**REQUIREMENT**:
All entries should be printed precisely as written.

[Start of section]

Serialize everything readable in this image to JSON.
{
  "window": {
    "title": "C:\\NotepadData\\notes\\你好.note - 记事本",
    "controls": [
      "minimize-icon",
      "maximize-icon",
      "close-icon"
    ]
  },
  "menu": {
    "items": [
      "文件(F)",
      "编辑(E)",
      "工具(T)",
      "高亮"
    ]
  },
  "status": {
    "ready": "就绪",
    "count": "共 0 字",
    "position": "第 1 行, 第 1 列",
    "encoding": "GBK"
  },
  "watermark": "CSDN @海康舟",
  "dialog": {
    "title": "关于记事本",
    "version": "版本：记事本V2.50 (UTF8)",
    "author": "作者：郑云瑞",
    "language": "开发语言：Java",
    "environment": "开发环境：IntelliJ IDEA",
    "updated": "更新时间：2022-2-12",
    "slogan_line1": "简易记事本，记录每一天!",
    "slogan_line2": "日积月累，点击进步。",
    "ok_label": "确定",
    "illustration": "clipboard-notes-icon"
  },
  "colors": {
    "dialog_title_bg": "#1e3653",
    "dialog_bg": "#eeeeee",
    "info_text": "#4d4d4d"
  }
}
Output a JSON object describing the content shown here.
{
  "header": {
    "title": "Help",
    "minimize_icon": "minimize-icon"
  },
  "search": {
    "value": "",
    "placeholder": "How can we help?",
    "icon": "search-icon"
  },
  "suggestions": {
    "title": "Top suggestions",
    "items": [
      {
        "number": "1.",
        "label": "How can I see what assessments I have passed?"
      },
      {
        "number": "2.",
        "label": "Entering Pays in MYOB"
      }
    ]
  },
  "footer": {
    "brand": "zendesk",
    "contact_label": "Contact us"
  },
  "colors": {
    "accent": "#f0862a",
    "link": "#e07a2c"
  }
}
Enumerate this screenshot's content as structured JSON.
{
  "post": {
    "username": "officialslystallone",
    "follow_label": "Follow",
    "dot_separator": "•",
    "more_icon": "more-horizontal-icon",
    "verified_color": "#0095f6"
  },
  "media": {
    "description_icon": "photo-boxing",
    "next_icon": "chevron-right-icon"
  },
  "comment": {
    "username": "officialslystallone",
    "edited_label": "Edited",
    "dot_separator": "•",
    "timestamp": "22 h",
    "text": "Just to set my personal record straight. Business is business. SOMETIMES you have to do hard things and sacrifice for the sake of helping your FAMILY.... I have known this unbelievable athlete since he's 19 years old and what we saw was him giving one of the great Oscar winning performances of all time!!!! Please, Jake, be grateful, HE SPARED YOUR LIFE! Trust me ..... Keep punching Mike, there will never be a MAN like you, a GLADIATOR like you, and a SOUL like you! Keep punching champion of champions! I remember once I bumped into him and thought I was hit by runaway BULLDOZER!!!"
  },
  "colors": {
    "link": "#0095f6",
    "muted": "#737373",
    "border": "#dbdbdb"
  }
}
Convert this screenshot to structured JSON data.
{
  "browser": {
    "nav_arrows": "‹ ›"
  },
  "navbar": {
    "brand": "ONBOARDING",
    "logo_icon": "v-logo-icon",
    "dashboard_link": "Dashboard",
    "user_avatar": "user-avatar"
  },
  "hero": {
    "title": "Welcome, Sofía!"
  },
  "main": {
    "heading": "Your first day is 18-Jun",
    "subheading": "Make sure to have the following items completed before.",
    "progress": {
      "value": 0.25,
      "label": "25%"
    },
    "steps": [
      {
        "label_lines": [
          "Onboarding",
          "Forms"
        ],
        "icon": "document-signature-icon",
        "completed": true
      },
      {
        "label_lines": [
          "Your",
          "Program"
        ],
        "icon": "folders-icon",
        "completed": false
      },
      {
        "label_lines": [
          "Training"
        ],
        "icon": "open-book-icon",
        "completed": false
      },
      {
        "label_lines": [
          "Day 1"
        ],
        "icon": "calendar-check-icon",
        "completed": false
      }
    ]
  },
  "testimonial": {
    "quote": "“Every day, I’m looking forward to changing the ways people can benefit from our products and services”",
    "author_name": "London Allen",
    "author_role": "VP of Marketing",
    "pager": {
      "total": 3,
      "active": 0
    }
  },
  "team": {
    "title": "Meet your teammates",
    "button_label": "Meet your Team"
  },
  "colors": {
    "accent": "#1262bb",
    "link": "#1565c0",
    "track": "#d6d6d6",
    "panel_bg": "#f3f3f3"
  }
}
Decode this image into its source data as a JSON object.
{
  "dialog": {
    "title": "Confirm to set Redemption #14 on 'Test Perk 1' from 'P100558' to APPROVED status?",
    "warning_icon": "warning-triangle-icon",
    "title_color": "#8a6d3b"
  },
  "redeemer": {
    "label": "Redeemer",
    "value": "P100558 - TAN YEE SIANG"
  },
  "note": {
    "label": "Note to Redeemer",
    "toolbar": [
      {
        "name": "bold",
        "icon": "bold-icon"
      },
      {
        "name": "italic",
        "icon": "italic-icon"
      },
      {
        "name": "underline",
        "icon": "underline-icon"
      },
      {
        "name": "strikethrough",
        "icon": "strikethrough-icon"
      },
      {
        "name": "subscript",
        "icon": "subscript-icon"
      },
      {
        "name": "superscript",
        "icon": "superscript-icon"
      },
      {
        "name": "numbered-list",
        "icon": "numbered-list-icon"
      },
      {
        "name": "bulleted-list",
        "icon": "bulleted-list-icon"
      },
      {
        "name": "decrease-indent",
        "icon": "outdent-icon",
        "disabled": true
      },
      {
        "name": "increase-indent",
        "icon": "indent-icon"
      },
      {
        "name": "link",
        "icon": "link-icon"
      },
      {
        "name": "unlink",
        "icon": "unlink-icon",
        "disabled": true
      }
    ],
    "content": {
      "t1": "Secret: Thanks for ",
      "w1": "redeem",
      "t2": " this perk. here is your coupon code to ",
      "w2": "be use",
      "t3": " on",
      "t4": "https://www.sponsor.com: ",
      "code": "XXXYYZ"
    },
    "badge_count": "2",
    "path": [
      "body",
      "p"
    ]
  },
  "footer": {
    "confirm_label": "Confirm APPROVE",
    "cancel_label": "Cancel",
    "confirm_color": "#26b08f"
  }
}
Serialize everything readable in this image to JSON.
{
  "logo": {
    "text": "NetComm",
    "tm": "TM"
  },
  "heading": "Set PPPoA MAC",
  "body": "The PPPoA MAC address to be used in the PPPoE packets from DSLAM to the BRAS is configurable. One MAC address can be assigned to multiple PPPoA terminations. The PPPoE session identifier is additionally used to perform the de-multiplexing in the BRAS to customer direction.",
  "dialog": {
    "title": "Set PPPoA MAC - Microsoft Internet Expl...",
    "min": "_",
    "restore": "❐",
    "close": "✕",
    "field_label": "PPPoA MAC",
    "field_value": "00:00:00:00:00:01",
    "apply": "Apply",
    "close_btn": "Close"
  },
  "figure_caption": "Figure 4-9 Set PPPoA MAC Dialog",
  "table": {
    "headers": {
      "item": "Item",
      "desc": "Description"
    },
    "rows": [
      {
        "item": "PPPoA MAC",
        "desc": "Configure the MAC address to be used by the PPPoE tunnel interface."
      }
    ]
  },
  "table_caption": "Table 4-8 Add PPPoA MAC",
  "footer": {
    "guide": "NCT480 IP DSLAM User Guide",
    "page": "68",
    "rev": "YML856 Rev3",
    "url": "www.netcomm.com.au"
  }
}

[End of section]

**REPLY TO THE TASK**:
Serialize everything readable in this image to JSON.
{
  "window": {
    "title": "C:\\NotepadData\\notes\\你好.note - 记事本",
    "controls": [
      "minimize-icon",
      "maximize-icon",
      "close-icon"
    ]
  },
  "menu": {
    "items": [
      "文件(F)",
      "编辑(E)",
      "工具(T)",
      "高亮"
    ]
  },
  "status": {
    "ready": "就绪",
    "count": "共 0 字",
    "position": "第 1 行, 第 1 列",
    "encoding": "GBK"
  },
  "watermark": "CSDN @海康舟",
  "dialog": {
    "title": "关于记事本",
    "version": "版本：记事本V2.50 (UTF8)",
    "author": "作者：郑云瑞",
    "language": "开发语言：Java",
    "environment": "开发环境：IntelliJ IDEA",
    "updated": "更新时间：2022-2-12",
    "slogan_line1": "简易记事本，记录每一天!",
    "slogan_line2": "日积月累，点击进步。",
    "ok_label": "确定",
    "illustration": "clipboard-notes-icon"
  },
  "colors": {
    "dialog_title_bg": "#1e3653",
    "dialog_bg": "#eeeeee",
    "info_text": "#4d4d4d"
  }
}
Output a JSON object describing the content shown here.
{
  "header": {
    "title": "Help",
    "minimize_icon": "minimize-icon"
  },
  "search": {
    "value": "",
    "placeholder": "How can we help?",
    "icon": "search-icon"
  },
  "suggestions": {
    "title": "Top suggestions",
    "items": [
      {
        "number": "1.",
        "label": "How can I see what assessments I have passed?"
      },
      {
        "number": "2.",
        "label": "Entering Pays in MYOB"
      }
    ]
  },
  "footer": {
    "brand": "zendesk",
    "contact_label": "Contact us"
  },
  "colors": {
    "accent": "#f0862a",
    "link": "#e07a2c"
  }
}
Enumerate this screenshot's content as structured JSON.
{
  "post": {
    "username": "officialslystallone",
    "follow_label": "Follow",
    "dot_separator": "•",
    "more_icon": "more-horizontal-icon",
    "verified_color": "#0095f6"
  },
  "media": {
    "description_icon": "photo-boxing",
    "next_icon": "chevron-right-icon"
  },
  "comment": {
    "username": "officialslystallone",
    "edited_label": "Edited",
    "dot_separator": "•",
    "timestamp": "22 h",
    "text": "Just to set my personal record straight. Business is business. SOMETIMES you have to do hard things and sacrifice for the sake of helping your FAMILY.... I have known this unbelievable athlete since he's 19 years old and what we saw was him giving one of the great Oscar winning performances of all time!!!! Please, Jake, be grateful, HE SPARED YOUR LIFE! Trust me ..... Keep punching Mike, there will never be a MAN like you, a GLADIATOR like you, and a SOUL like you! Keep punching champion of champions! I remember once I bumped into him and thought I was hit by runaway BULLDOZER!!!"
  },
  "colors": {
    "link": "#0095f6",
    "muted": "#737373",
    "border": "#dbdbdb"
  }
}
Convert this screenshot to structured JSON data.
{
  "browser": {
    "nav_arrows": "‹ ›"
  },
  "navbar": {
    "brand": "ONBOARDING",
    "logo_icon": "v-logo-icon",
    "dashboard_link": "Dashboard",
    "user_avatar": "user-avatar"
  },
  "hero": {
    "title": "Welcome, Sofía!"
  },
  "main": {
    "heading": "Your first day is 18-Jun",
    "subheading": "Make sure to have the following items completed before.",
    "progress": {
      "value": 0.25,
      "label": "25%"
    },
    "steps": [
      {
        "label_lines": [
          "Onboarding",
          "Forms"
        ],
        "icon": "document-signature-icon",
        "completed": true
      },
      {
        "label_lines": [
          "Your",
          "Program"
        ],
        "icon": "folders-icon",
        "completed": false
      },
      {
        "label_lines": [
          "Training"
        ],
        "icon": "open-book-icon",
        "completed": false
      },
      {
        "label_lines": [
          "Day 1"
        ],
        "icon": "calendar-check-icon",
        "completed": false
      }
    ]
  },
  "testimonial": {
    "quote": "“Every day, I’m looking forward to changing the ways people can benefit from our products and services”",
    "author_name": "London Allen",
    "author_role": "VP of Marketing",
    "pager": {
      "total": 3,
      "active": 0
    }
  },
  "team": {
    "title": "Meet your teammates",
    "button_label": "Meet your Team"
  },
  "colors": {
    "accent": "#1262bb",
    "link": "#1565c0",
    "track": "#d6d6d6",
    "panel_bg": "#f3f3f3"
  }
}
Decode this image into its source data as a JSON object.
{
  "dialog": {
    "title": "Confirm to set Redemption #14 on 'Test Perk 1' from 'P100558' to APPROVED status?",
    "warning_icon": "warning-triangle-icon",
    "title_color": "#8a6d3b"
  },
  "redeemer": {
    "label": "Redeemer",
    "value": "P100558 - TAN YEE SIANG"
  },
  "note": {
    "label": "Note to Redeemer",
    "toolbar": [
      {
        "name": "bold",
        "icon": "bold-icon"
      },
      {
        "name": "italic",
        "icon": "italic-icon"
      },
      {
        "name": "underline",
        "icon": "underline-icon"
      },
      {
        "name": "strikethrough",
        "icon": "strikethrough-icon"
      },
      {
        "name": "subscript",
        "icon": "subscript-icon"
      },
      {
        "name": "superscript",
        "icon": "superscript-icon"
      },
      {
        "name": "numbered-list",
        "icon": "numbered-list-icon"
      },
      {
        "name": "bulleted-list",
        "icon": "bulleted-list-icon"
      },
      {
        "name": "decrease-indent",
        "icon": "outdent-icon",
        "disabled": true
      },
      {
        "name": "increase-indent",
        "icon": "indent-icon"
      },
      {
        "name": "link",
        "icon": "link-icon"
      },
      {
        "name": "unlink",
        "icon": "unlink-icon",
        "disabled": true
      }
    ],
    "content": {
      "t1": "Secret: Thanks for ",
      "w1": "redeem",
      "t2": " this perk. here is your coupon code to ",
      "w2": "be use",
      "t3": " on",
      "t4": "https://www.sponsor.com: ",
      "code": "XXXYYZ"
    },
    "badge_count": "2",
    "path": [
      "body",
      "p"
    ]
  },
  "footer": {
    "confirm_label": "Confirm APPROVE",
    "cancel_label": "Cancel",
    "confirm_color": "#26b08f"
  }
}
Serialize everything readable in this image to JSON.
{
  "logo": {
    "text": "NetComm",
    "tm": "TM"
  },
  "heading": "Set PPPoA MAC",
  "body": "The PPPoA MAC address to be used in the PPPoE packets from DSLAM to the BRAS is configurable. One MAC address can be assigned to multiple PPPoA terminations. The PPPoE session identifier is additionally used to perform the de-multiplexing in the BRAS to customer direction.",
  "dialog": {
    "title": "Set PPPoA MAC - Microsoft Internet Expl...",
    "min": "_",
    "restore": "❐",
    "close": "✕",
    "field_label": "PPPoA MAC",
    "field_value": "00:00:00:00:00:01",
    "apply": "Apply",
    "close_btn": "Close"
  },
  "figure_caption": "Figure 4-9 Set PPPoA MAC Dialog",
  "table": {
    "headers": {
      "item": "Item",
      "desc": "Description"
    },
    "rows": [
      {
        "item": "PPPoA MAC",
        "desc": "Configure the MAC address to be used by the PPPoE tunnel interface."
      }
    ]
  },
  "table_caption": "Table 4-8 Add PPPoA MAC",
  "footer": {
    "guide": "NCT480 IP DSLAM User Guide",
    "page": "68",
    "rev": "YML856 Rev3",
    "url": "www.netcomm.com.au"
  }
}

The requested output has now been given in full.